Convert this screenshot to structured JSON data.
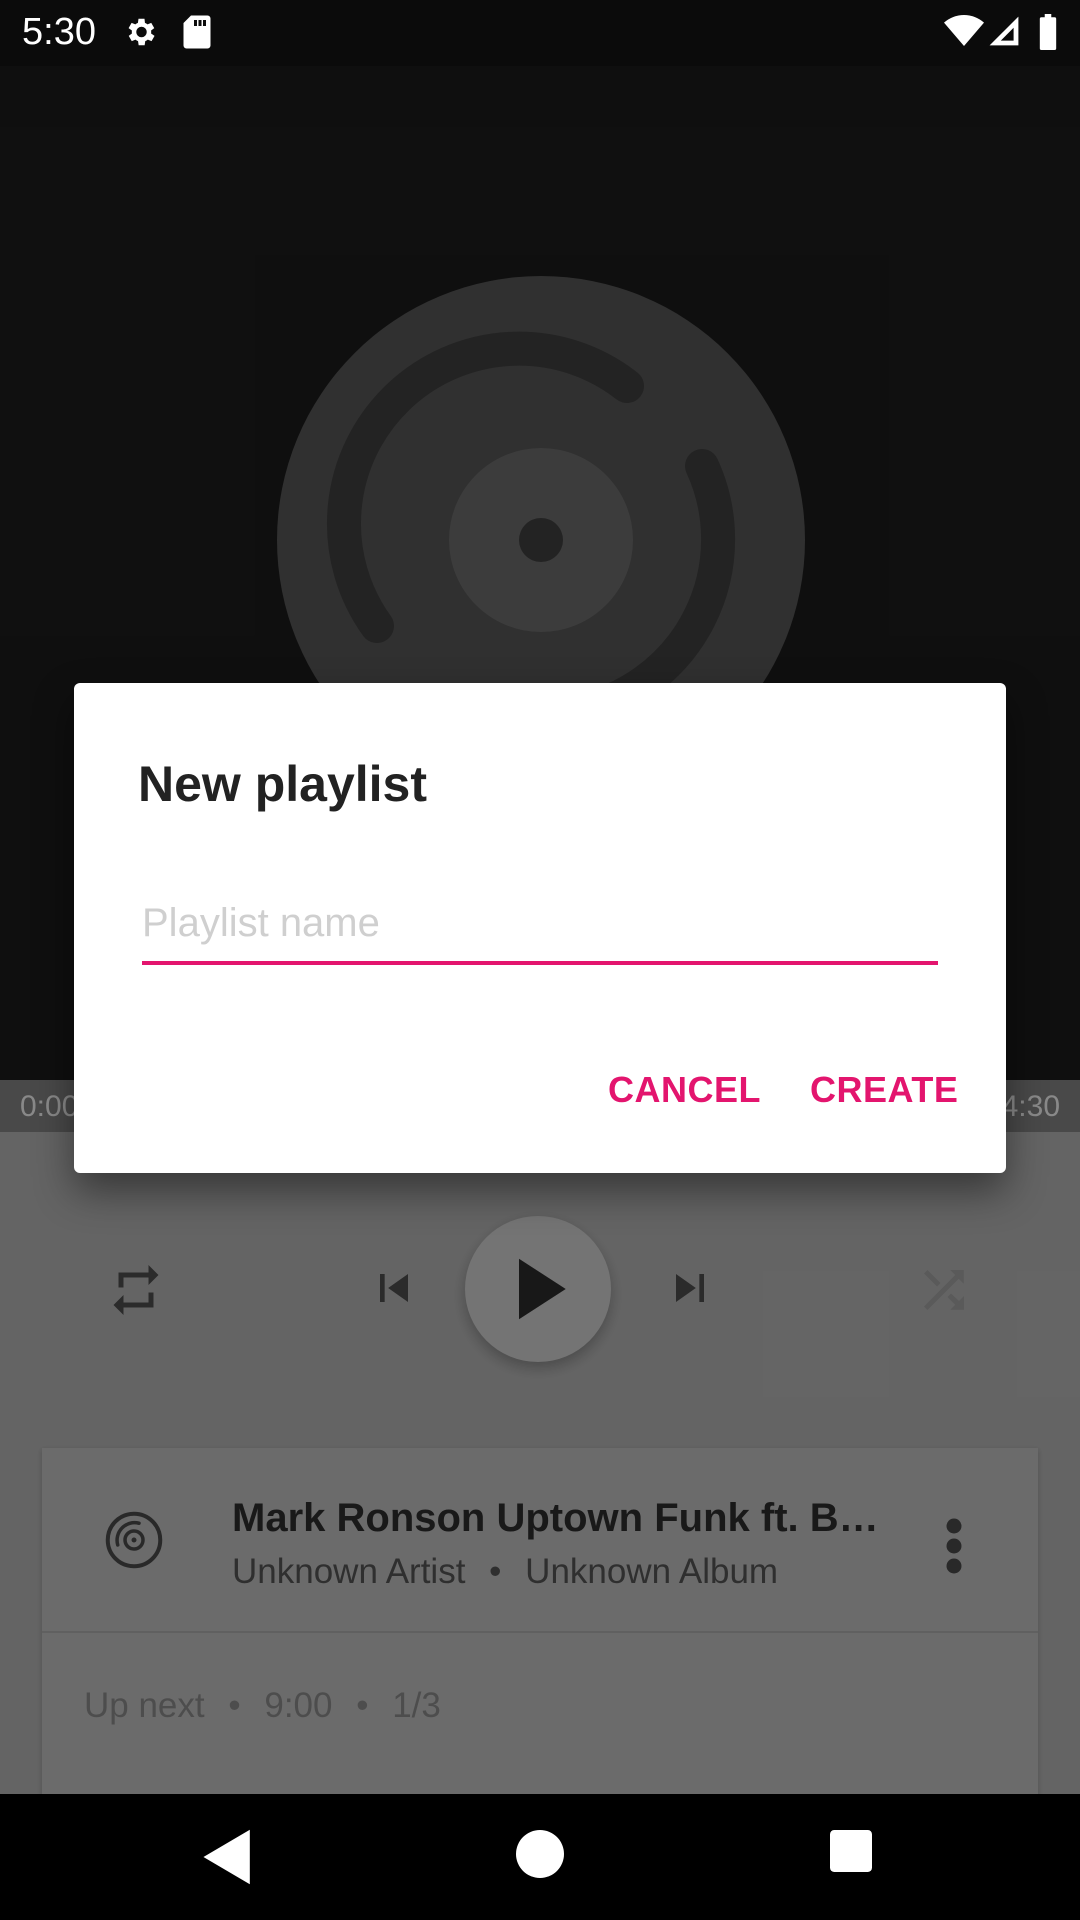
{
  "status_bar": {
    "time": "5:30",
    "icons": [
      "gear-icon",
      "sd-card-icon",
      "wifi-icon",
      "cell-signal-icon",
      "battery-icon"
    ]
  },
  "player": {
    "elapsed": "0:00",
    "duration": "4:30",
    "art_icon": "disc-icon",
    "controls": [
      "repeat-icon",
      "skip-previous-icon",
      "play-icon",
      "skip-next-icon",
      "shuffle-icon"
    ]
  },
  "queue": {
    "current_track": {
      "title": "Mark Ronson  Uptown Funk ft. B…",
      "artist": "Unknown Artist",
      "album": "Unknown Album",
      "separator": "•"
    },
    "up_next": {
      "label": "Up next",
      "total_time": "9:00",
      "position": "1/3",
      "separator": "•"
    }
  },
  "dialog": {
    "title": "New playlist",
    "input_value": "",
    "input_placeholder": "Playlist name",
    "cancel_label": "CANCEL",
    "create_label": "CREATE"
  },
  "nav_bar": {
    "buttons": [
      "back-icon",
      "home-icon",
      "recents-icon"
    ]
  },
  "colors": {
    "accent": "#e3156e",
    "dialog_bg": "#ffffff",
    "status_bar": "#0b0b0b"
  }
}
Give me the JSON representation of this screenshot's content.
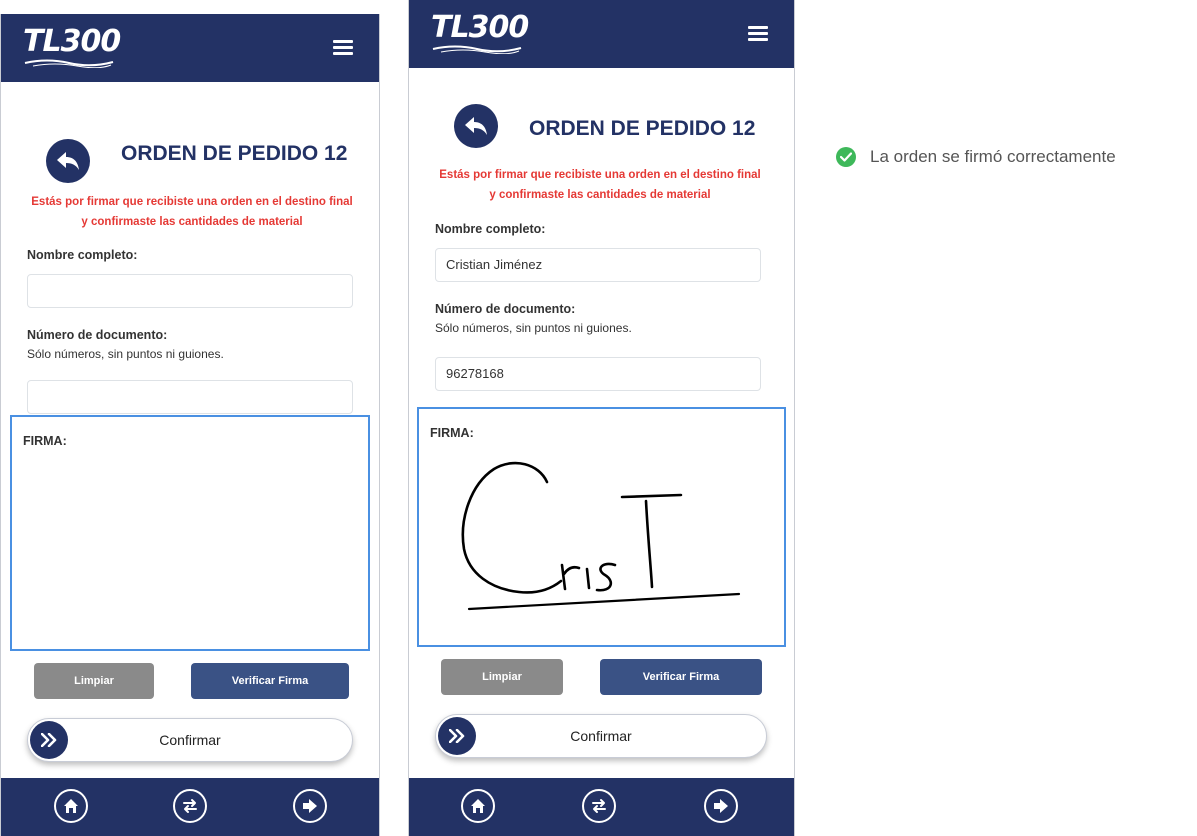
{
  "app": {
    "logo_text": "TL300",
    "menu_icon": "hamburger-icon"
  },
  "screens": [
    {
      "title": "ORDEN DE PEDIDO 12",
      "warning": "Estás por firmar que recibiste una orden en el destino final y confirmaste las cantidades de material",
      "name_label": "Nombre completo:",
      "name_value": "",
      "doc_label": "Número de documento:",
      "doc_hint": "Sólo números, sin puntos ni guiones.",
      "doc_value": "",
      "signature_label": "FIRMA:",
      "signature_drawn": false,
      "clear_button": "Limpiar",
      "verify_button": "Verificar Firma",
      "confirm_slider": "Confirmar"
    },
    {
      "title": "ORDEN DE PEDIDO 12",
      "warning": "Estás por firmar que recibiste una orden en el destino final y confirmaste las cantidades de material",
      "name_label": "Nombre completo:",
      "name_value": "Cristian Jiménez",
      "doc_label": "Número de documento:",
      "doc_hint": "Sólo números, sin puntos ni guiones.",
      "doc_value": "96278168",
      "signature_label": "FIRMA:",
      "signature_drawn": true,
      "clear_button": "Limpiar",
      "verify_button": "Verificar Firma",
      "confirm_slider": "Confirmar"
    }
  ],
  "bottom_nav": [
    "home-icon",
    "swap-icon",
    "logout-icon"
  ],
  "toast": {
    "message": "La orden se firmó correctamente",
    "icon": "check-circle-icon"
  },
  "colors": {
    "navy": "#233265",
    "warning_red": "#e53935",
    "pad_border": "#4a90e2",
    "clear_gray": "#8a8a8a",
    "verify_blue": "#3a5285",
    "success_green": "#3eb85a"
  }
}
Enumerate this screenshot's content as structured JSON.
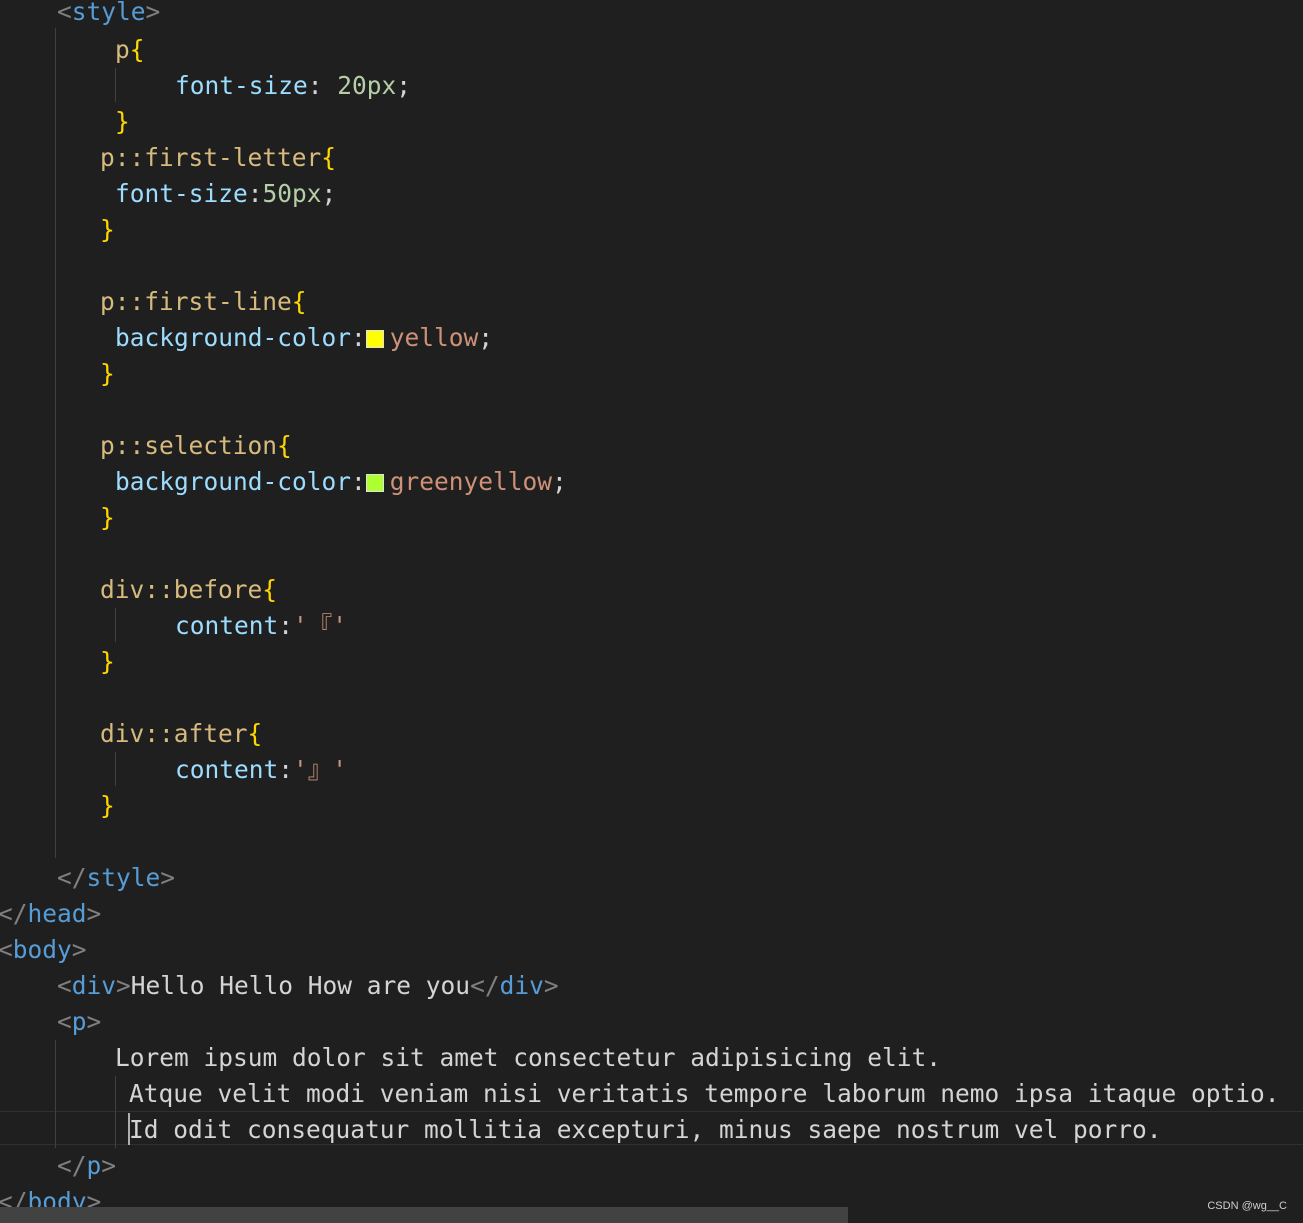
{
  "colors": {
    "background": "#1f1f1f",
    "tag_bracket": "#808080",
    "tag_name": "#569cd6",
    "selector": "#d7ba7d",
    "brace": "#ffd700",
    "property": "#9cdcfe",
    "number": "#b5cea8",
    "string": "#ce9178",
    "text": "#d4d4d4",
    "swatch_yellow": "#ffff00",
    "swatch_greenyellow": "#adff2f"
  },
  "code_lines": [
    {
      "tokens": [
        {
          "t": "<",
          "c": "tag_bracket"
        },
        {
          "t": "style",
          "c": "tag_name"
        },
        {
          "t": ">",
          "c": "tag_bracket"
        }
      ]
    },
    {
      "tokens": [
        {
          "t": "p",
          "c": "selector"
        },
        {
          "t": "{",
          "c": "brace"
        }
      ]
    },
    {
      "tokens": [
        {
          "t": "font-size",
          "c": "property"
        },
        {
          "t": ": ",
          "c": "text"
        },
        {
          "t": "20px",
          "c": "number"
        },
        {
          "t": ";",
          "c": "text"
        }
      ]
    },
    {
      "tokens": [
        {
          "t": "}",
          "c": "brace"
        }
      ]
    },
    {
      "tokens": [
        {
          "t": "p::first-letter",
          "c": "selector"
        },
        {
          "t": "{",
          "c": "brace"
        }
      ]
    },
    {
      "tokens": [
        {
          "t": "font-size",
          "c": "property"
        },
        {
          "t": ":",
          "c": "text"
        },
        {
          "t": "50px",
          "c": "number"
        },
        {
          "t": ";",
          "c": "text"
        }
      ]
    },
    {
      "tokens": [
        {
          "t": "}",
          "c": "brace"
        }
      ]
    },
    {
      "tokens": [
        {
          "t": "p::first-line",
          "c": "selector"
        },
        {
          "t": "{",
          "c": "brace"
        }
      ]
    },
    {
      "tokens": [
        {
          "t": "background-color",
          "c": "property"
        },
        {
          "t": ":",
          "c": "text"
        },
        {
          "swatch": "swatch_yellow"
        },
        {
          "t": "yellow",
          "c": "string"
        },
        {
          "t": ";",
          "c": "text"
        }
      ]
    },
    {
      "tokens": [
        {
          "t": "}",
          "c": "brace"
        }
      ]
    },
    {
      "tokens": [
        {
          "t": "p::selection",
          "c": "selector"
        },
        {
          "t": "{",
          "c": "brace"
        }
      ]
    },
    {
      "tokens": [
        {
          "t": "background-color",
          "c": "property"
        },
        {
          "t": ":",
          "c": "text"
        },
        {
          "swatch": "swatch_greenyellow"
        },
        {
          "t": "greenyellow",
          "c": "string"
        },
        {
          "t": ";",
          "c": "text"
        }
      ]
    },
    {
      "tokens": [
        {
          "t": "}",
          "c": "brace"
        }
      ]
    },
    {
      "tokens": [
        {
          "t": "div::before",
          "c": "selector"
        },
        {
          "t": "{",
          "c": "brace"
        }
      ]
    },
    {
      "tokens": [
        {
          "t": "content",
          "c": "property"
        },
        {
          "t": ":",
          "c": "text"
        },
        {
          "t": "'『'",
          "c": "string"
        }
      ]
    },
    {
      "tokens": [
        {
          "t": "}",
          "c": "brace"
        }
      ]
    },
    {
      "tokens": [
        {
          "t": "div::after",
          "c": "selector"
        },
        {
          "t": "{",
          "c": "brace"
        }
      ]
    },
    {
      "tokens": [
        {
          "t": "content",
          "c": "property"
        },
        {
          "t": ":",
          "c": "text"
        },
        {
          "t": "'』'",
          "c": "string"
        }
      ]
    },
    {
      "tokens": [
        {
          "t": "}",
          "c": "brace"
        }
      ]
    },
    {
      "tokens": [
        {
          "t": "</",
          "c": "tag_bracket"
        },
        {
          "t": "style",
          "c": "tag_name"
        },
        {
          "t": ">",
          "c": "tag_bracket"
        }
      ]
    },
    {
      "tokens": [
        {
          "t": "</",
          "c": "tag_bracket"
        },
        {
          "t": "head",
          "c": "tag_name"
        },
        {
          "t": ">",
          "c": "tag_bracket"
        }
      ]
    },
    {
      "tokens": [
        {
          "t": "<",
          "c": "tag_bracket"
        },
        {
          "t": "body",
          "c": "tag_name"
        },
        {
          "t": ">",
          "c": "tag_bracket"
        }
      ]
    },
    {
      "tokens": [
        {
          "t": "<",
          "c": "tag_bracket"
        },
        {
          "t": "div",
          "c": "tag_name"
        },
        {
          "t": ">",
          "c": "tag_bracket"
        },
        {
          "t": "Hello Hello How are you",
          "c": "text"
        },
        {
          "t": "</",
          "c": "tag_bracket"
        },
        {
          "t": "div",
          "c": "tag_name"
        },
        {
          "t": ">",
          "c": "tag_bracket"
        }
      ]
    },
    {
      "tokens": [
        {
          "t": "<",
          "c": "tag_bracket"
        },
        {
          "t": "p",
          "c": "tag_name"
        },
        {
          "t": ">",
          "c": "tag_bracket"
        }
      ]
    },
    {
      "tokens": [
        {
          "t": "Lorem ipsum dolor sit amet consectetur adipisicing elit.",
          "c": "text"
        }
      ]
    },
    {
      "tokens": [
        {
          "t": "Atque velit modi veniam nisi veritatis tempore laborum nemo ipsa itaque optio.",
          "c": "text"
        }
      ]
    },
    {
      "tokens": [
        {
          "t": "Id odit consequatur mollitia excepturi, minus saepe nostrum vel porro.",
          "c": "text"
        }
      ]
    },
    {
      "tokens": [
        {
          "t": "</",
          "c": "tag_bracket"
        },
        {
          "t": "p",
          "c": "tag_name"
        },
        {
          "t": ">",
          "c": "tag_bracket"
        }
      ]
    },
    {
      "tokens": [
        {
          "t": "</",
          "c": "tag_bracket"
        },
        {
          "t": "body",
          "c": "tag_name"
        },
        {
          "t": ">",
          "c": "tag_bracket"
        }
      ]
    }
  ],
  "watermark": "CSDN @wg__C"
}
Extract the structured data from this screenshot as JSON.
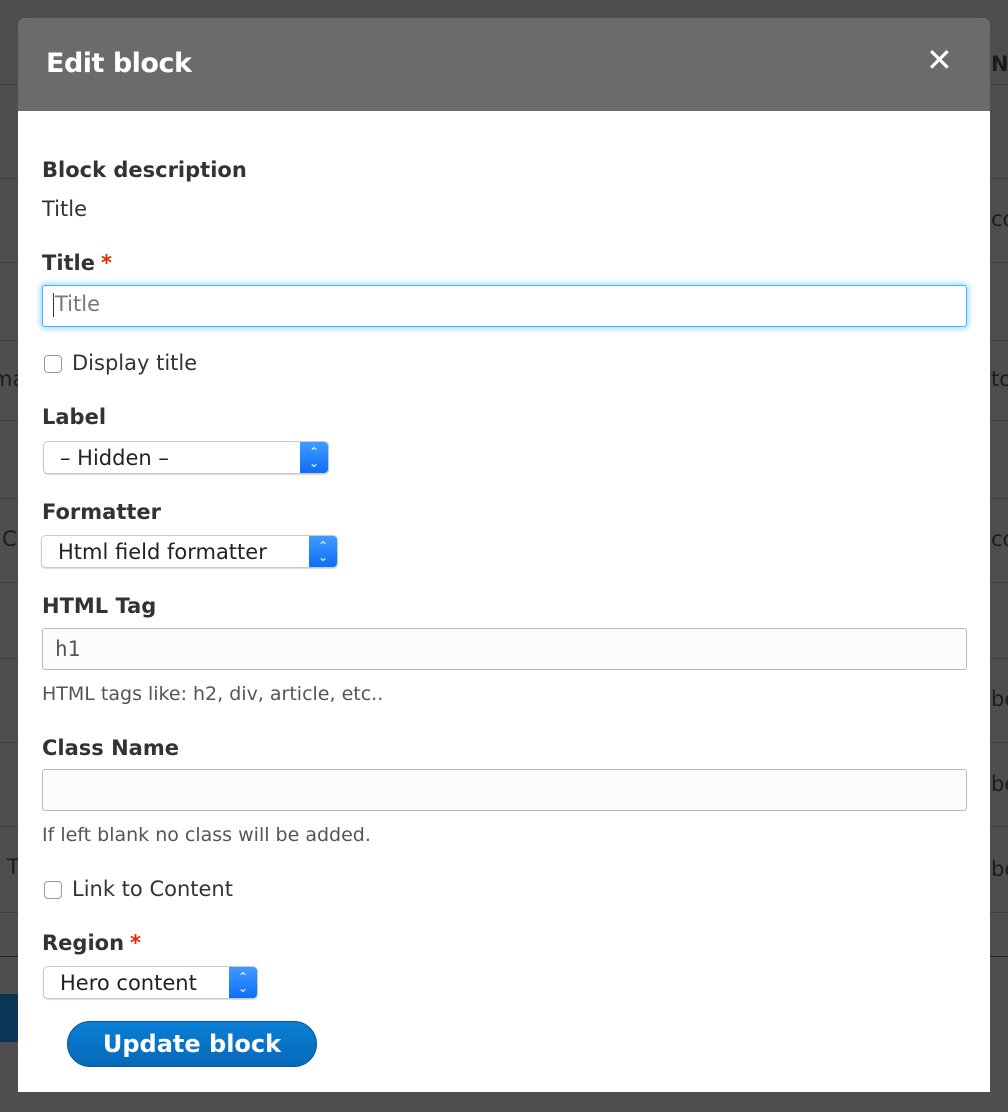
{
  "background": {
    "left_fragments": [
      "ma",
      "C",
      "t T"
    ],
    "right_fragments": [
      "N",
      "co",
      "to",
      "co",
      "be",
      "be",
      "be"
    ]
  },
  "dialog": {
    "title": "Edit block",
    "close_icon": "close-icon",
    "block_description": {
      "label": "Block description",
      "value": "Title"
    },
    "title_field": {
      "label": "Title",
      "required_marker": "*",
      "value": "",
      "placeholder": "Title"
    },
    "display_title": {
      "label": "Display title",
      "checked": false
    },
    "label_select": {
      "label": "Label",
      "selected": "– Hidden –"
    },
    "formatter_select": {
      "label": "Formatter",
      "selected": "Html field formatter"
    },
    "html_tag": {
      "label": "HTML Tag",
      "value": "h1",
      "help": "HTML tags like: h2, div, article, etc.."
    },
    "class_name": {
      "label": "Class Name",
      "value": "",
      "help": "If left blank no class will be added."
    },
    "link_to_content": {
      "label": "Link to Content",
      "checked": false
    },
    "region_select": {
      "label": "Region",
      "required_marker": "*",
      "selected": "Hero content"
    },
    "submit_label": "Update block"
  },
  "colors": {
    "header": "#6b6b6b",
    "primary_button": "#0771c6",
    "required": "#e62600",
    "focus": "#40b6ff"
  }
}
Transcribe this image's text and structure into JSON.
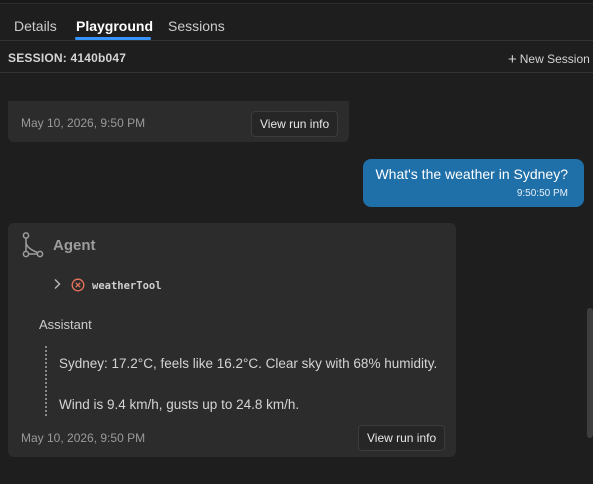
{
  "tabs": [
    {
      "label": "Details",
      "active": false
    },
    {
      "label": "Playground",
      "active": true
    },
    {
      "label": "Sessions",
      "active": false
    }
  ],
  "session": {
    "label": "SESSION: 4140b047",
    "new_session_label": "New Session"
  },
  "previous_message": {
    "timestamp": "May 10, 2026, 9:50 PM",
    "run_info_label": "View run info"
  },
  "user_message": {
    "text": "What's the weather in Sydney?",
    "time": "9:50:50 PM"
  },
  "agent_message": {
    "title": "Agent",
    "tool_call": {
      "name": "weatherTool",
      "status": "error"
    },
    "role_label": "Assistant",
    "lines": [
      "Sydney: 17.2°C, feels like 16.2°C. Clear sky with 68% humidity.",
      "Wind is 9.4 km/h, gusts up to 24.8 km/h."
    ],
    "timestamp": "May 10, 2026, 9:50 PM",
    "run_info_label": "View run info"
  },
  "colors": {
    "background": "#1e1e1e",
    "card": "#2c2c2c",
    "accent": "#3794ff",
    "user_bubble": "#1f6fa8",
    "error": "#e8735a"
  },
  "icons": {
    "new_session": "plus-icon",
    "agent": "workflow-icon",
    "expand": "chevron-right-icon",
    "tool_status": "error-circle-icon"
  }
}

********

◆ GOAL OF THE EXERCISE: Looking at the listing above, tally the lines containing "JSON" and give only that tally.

◆ WRITTEN REPLY: 5